If the workplace only has a limited array of chargers, this requires some management – and charging etiquette among EV users – to ensure each vehicle is being recharged effectively and only when required.
As it is in the public domain, EV users should constantly monitor their charging and move the vehicle when the battery is full.
Build a charging schedule
With advanced telematics now built-in to almost every EV that can monitor battery charging requirements, electric vehicles provide fleet managers with an opportunity to ensure the vehicles and users are as productive as possible.
The first step is educating users on the long-term benefits of limiting the number of charging cycles, and only replenishing the battery when needed to keep the battery optimised and maintain the maximum driving range.

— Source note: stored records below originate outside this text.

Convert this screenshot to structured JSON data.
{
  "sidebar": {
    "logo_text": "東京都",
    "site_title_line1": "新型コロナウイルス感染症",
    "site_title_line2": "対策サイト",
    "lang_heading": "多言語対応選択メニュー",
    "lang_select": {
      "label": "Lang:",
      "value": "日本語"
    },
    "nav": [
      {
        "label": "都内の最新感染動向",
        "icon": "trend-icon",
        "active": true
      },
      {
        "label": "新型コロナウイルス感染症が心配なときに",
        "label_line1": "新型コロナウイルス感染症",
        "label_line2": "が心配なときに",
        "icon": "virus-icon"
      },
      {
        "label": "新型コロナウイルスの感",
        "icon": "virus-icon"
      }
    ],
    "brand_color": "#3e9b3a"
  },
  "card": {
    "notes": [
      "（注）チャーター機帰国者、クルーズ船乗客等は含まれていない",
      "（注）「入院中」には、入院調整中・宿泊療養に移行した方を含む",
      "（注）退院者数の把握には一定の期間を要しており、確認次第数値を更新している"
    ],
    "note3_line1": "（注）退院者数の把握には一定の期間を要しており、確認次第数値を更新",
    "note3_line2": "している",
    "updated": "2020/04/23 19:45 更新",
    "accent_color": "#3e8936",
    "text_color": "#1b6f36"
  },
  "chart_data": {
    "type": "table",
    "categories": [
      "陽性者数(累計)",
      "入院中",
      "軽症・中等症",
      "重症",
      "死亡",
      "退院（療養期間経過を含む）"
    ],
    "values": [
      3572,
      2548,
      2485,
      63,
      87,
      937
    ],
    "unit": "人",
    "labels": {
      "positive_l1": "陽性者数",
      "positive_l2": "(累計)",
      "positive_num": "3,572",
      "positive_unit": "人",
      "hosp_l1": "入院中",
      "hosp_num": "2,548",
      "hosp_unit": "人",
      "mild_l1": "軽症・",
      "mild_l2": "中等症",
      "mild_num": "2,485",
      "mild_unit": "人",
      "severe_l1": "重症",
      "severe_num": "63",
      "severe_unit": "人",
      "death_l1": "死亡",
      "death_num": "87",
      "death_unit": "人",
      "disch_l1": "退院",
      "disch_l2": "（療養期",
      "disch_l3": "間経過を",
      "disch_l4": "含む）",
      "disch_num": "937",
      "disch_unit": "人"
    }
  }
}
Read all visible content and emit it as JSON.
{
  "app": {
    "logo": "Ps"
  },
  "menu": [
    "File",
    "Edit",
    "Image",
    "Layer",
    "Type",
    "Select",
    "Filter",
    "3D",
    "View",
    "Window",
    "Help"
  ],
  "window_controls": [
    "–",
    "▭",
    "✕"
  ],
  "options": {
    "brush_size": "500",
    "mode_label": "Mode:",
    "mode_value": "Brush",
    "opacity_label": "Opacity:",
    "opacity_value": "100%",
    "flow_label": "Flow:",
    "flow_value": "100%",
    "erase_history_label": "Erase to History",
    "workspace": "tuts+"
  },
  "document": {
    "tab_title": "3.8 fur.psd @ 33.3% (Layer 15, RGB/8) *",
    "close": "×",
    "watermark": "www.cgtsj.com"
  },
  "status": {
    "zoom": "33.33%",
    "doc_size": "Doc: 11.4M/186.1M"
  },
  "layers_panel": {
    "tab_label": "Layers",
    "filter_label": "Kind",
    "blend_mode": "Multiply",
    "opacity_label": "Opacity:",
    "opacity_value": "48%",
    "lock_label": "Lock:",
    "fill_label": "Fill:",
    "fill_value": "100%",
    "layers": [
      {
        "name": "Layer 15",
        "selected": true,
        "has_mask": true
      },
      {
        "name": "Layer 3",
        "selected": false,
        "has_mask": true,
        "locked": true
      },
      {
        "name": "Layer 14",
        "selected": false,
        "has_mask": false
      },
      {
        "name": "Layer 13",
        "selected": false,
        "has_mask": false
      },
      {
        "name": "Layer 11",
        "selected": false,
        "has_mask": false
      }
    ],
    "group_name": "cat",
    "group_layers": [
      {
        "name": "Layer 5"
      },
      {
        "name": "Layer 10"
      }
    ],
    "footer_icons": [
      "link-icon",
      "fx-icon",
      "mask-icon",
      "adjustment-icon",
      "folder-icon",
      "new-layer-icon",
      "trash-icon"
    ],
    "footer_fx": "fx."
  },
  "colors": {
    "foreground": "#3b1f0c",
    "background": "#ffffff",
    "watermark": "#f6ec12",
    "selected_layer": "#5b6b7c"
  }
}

This will prevent those with range anxiety from plugging-in every day as if the car was a mobile phone, which will not only save time and keep chargers free for those that require them but also reduces energy useage and improves the residual value of the car at the end of a lease agreement.
From there, have an overview of the individual vehicle requirements and understand how often they may need to be recharged, whether it’s daily (for vehicles on the road) or every few days or weekly (for vehicles that simply commute to the workplace each day).
If the business or premises has EV charging outlets, build a weekly schedule that provides each EV user with fair use of the infrastructure with provisions for any exceptional circumstances.
If you’re planning to install EV charging to support a growing – or future – fleet of electric vehicles, understanding your fleet vehicle useage will support how many outlets are required to operate effectively.
With more electric vehicles on the road, and plenty more on the horizon, there’s a race to build more charging stations to support them.
Until the network catches up, a little courtesy – and some charging etiquette – will go a long way with EV owners, both metaphorically and literally.
If you’re considering the transition to electric, contact SG Fleet today for all the expert help you need.